Task requirements
Output the full listing verbatim.
[Opening Data for this task section]
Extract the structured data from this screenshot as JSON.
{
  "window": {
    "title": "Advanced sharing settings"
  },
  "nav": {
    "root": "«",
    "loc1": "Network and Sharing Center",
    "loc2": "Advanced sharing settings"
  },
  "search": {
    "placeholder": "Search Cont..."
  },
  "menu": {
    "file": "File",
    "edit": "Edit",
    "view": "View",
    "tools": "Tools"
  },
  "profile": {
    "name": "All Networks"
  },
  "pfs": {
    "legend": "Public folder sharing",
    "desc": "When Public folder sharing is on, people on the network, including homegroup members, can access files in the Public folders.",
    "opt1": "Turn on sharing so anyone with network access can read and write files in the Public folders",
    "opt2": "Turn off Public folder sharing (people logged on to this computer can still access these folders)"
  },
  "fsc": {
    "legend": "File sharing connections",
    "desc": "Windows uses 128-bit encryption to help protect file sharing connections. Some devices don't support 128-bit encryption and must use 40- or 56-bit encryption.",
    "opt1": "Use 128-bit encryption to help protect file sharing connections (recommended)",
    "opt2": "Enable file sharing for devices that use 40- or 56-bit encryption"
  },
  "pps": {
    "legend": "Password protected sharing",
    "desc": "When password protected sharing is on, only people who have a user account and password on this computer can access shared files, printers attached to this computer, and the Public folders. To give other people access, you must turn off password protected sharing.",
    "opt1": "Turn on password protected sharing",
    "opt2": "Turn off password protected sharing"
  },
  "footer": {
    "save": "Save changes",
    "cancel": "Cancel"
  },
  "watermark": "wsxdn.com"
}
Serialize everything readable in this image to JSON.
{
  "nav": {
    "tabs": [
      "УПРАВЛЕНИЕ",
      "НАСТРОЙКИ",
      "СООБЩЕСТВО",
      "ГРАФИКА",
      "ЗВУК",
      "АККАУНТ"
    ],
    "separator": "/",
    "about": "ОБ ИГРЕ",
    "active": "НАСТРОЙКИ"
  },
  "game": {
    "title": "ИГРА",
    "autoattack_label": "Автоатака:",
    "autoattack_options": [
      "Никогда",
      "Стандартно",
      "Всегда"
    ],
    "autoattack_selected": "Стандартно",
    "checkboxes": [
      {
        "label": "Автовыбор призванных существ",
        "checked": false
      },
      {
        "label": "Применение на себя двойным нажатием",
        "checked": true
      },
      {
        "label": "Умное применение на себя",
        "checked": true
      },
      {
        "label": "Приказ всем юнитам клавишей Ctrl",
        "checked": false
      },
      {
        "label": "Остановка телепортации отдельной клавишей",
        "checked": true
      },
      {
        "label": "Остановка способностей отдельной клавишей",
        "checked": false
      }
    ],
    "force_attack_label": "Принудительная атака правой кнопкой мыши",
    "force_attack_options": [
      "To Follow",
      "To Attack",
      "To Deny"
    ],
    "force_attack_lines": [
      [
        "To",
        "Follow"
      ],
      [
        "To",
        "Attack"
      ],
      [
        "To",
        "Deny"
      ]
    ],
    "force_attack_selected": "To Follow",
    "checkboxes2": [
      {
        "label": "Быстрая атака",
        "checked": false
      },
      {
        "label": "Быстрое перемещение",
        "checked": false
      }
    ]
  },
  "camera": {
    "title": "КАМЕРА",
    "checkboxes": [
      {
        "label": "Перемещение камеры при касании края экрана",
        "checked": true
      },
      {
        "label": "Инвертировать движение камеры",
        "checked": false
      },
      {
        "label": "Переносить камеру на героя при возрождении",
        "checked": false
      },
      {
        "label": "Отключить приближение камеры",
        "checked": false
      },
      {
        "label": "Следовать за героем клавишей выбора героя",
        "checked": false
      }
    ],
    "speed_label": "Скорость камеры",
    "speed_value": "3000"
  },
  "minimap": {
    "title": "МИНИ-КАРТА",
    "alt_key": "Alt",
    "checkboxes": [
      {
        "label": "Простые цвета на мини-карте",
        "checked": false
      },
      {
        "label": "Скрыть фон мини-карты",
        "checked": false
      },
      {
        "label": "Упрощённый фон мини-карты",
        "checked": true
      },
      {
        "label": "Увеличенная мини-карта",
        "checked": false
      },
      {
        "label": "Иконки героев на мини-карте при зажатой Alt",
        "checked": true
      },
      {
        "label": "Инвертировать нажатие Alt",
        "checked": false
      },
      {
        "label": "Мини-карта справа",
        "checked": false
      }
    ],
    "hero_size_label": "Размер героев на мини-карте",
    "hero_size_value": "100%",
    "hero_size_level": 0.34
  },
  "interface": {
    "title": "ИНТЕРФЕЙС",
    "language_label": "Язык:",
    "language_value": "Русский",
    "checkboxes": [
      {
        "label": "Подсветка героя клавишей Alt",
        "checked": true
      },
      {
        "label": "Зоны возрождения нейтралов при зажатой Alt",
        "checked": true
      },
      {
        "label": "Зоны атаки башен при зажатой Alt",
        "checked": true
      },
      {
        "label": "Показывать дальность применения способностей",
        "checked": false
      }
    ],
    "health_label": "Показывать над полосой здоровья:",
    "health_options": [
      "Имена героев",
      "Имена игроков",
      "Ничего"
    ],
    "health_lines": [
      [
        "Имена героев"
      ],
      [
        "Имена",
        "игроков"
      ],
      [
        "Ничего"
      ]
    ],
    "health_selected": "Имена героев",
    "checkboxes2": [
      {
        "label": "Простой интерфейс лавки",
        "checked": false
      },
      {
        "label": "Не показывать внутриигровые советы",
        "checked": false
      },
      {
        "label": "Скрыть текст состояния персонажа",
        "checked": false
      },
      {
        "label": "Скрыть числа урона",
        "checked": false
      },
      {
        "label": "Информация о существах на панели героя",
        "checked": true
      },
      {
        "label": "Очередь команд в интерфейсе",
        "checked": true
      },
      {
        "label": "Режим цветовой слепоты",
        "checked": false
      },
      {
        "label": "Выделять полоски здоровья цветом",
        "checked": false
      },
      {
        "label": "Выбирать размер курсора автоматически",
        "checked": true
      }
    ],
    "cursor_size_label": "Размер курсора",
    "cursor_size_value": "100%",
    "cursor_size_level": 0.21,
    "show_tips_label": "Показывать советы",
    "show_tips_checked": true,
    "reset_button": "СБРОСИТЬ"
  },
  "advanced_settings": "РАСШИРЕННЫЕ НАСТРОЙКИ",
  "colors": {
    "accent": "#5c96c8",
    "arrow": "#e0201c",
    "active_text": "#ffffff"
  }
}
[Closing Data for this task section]
Answer for this exercise
Extract the structured data from this screenshot as JSON.
{
  "window": {
    "title": "Advanced sharing settings"
  },
  "nav": {
    "root": "«",
    "loc1": "Network and Sharing Center",
    "loc2": "Advanced sharing settings"
  },
  "search": {
    "placeholder": "Search Cont..."
  },
  "menu": {
    "file": "File",
    "edit": "Edit",
    "view": "View",
    "tools": "Tools"
  },
  "profile": {
    "name": "All Networks"
  },
  "pfs": {
    "legend": "Public folder sharing",
    "desc": "When Public folder sharing is on, people on the network, including homegroup members, can access files in the Public folders.",
    "opt1": "Turn on sharing so anyone with network access can read and write files in the Public folders",
    "opt2": "Turn off Public folder sharing (people logged on to this computer can still access these folders)"
  },
  "fsc": {
    "legend": "File sharing connections",
    "desc": "Windows uses 128-bit encryption to help protect file sharing connections. Some devices don't support 128-bit encryption and must use 40- or 56-bit encryption.",
    "opt1": "Use 128-bit encryption to help protect file sharing connections (recommended)",
    "opt2": "Enable file sharing for devices that use 40- or 56-bit encryption"
  },
  "pps": {
    "legend": "Password protected sharing",
    "desc": "When password protected sharing is on, only people who have a user account and password on this computer can access shared files, printers attached to this computer, and the Public folders. To give other people access, you must turn off password protected sharing.",
    "opt1": "Turn on password protected sharing",
    "opt2": "Turn off password protected sharing"
  },
  "footer": {
    "save": "Save changes",
    "cancel": "Cancel"
  },
  "watermark": "wsxdn.com"
}
Serialize everything readable in this image to JSON.
{
  "nav": {
    "tabs": [
      "УПРАВЛЕНИЕ",
      "НАСТРОЙКИ",
      "СООБЩЕСТВО",
      "ГРАФИКА",
      "ЗВУК",
      "АККАУНТ"
    ],
    "separator": "/",
    "about": "ОБ ИГРЕ",
    "active": "НАСТРОЙКИ"
  },
  "game": {
    "title": "ИГРА",
    "autoattack_label": "Автоатака:",
    "autoattack_options": [
      "Никогда",
      "Стандартно",
      "Всегда"
    ],
    "autoattack_selected": "Стандартно",
    "checkboxes": [
      {
        "label": "Автовыбор призванных существ",
        "checked": false
      },
      {
        "label": "Применение на себя двойным нажатием",
        "checked": true
      },
      {
        "label": "Умное применение на себя",
        "checked": true
      },
      {
        "label": "Приказ всем юнитам клавишей Ctrl",
        "checked": false
      },
      {
        "label": "Остановка телепортации отдельной клавишей",
        "checked": true
      },
      {
        "label": "Остановка способностей отдельной клавишей",
        "checked": false
      }
    ],
    "force_attack_label": "Принудительная атака правой кнопкой мыши",
    "force_attack_options": [
      "To Follow",
      "To Attack",
      "To Deny"
    ],
    "force_attack_lines": [
      [
        "To",
        "Follow"
      ],
      [
        "To",
        "Attack"
      ],
      [
        "To",
        "Deny"
      ]
    ],
    "force_attack_selected": "To Follow",
    "checkboxes2": [
      {
        "label": "Быстрая атака",
        "checked": false
      },
      {
        "label": "Быстрое перемещение",
        "checked": false
      }
    ]
  },
  "camera": {
    "title": "КАМЕРА",
    "checkboxes": [
      {
        "label": "Перемещение камеры при касании края экрана",
        "checked": true
      },
      {
        "label": "Инвертировать движение камеры",
        "checked": false
      },
      {
        "label": "Переносить камеру на героя при возрождении",
        "checked": false
      },
      {
        "label": "Отключить приближение камеры",
        "checked": false
      },
      {
        "label": "Следовать за героем клавишей выбора героя",
        "checked": false
      }
    ],
    "speed_label": "Скорость камеры",
    "speed_value": "3000"
  },
  "minimap": {
    "title": "МИНИ-КАРТА",
    "alt_key": "Alt",
    "checkboxes": [
      {
        "label": "Простые цвета на мини-карте",
        "checked": false
      },
      {
        "label": "Скрыть фон мини-карты",
        "checked": false
      },
      {
        "label": "Упрощённый фон мини-карты",
        "checked": true
      },
      {
        "label": "Увеличенная мини-карта",
        "checked": false
      },
      {
        "label": "Иконки героев на мини-карте при зажатой Alt",
        "checked": true
      },
      {
        "label": "Инвертировать нажатие Alt",
        "checked": false
      },
      {
        "label": "Мини-карта справа",
        "checked": false
      }
    ],
    "hero_size_label": "Размер героев на мини-карте",
    "hero_size_value": "100%",
    "hero_size_level": 0.34
  },
  "interface": {
    "title": "ИНТЕРФЕЙС",
    "language_label": "Язык:",
    "language_value": "Русский",
    "checkboxes": [
      {
        "label": "Подсветка героя клавишей Alt",
        "checked": true
      },
      {
        "label": "Зоны возрождения нейтралов при зажатой Alt",
        "checked": true
      },
      {
        "label": "Зоны атаки башен при зажатой Alt",
        "checked": true
      },
      {
        "label": "Показывать дальность применения способностей",
        "checked": false
      }
    ],
    "health_label": "Показывать над полосой здоровья:",
    "health_options": [
      "Имена героев",
      "Имена игроков",
      "Ничего"
    ],
    "health_lines": [
      [
        "Имена героев"
      ],
      [
        "Имена",
        "игроков"
      ],
      [
        "Ничего"
      ]
    ],
    "health_selected": "Имена героев",
    "checkboxes2": [
      {
        "label": "Простой интерфейс лавки",
        "checked": false
      },
      {
        "label": "Не показывать внутриигровые советы",
        "checked": false
      },
      {
        "label": "Скрыть текст состояния персонажа",
        "checked": false
      },
      {
        "label": "Скрыть числа урона",
        "checked": false
      },
      {
        "label": "Информация о существах на панели героя",
        "checked": true
      },
      {
        "label": "Очередь команд в интерфейсе",
        "checked": true
      },
      {
        "label": "Режим цветовой слепоты",
        "checked": false
      },
      {
        "label": "Выделять полоски здоровья цветом",
        "checked": false
      },
      {
        "label": "Выбирать размер курсора автоматически",
        "checked": true
      }
    ],
    "cursor_size_label": "Размер курсора",
    "cursor_size_value": "100%",
    "cursor_size_level": 0.21,
    "show_tips_label": "Показывать советы",
    "show_tips_checked": true,
    "reset_button": "СБРОСИТЬ"
  },
  "advanced_settings": "РАСШИРЕННЫЕ НАСТРОЙКИ",
  "colors": {
    "accent": "#5c96c8",
    "arrow": "#e0201c",
    "active_text": "#ffffff"
  }
}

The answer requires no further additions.